It did sell shitloads of copies though, and it launched the toys, meaning that on its own terms it was a significant success.
So it’s not terrible or anything. It’s just a bit of a disappointment.
The snappy round-up:
Best moment: Hulk holding up a mountain that’s been dropped on the heroes.
Worst moment: Captain America uses the magical wish fulfilment aura to wish his broken shield whole again. I’m not even slightly making that up.
Key debut: Spider-Woman 2, later Arachne and now the second Madame Web.
Significant deaths: None that stick among the primary characters, so probably Colossus’ love interest, the alien healer Zsaji, who was doomed to a tragic end to make his betrayal of Kitty even more soap opera.
Best spin-off: The She-Hulk era Fantastic Four
Best tie-in: The toys
Best cover: Issue 1 - though 4 is a close second
Worst cover: Issue 7 - “The Death of an Avenger!” (It’s the Wasp, and she’s back on her feet the next issue..)
On the comic book grading scale: 5.5: Fine- **
Jon Morgan has spent far too much of the last four decades reading comics, which he seems to think means he can now tell other people what he thought of them.
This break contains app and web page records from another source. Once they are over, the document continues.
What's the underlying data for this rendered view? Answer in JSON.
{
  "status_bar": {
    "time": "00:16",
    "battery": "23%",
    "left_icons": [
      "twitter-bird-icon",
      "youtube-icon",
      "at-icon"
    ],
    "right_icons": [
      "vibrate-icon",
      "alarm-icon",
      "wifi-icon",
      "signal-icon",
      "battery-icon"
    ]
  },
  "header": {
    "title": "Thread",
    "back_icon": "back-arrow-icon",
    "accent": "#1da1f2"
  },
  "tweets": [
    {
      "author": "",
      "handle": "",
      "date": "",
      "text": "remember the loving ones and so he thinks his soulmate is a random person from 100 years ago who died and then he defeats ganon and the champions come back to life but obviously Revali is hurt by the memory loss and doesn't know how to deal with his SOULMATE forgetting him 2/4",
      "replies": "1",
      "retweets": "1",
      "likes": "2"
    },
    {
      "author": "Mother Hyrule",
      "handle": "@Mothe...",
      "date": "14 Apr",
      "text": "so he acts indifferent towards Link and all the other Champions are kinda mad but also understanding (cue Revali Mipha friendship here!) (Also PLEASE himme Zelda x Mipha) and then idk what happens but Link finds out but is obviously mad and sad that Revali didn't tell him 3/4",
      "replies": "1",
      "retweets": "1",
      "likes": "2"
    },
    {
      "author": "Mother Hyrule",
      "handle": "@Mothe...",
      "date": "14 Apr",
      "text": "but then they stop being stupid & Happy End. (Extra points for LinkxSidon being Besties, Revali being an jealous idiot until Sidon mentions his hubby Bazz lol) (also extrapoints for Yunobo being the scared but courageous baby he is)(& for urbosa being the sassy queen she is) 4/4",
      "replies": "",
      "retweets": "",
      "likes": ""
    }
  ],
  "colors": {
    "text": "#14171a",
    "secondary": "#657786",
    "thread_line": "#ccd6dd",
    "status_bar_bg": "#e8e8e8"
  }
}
He also occasionally mentions them on Twitter (@Morganised).
* You could argue that Secret Wars’ direct ancestor, 1982’s Contest of Champions, which had a similar “heroes kidnapped across space to take part in a challenge” premise, was the first, but even though it introduced a number of new heroes who later became canonical it was three issues which basically took place out of continuity, so I’d dispute ‘major’.
** Explanation of the grading scale.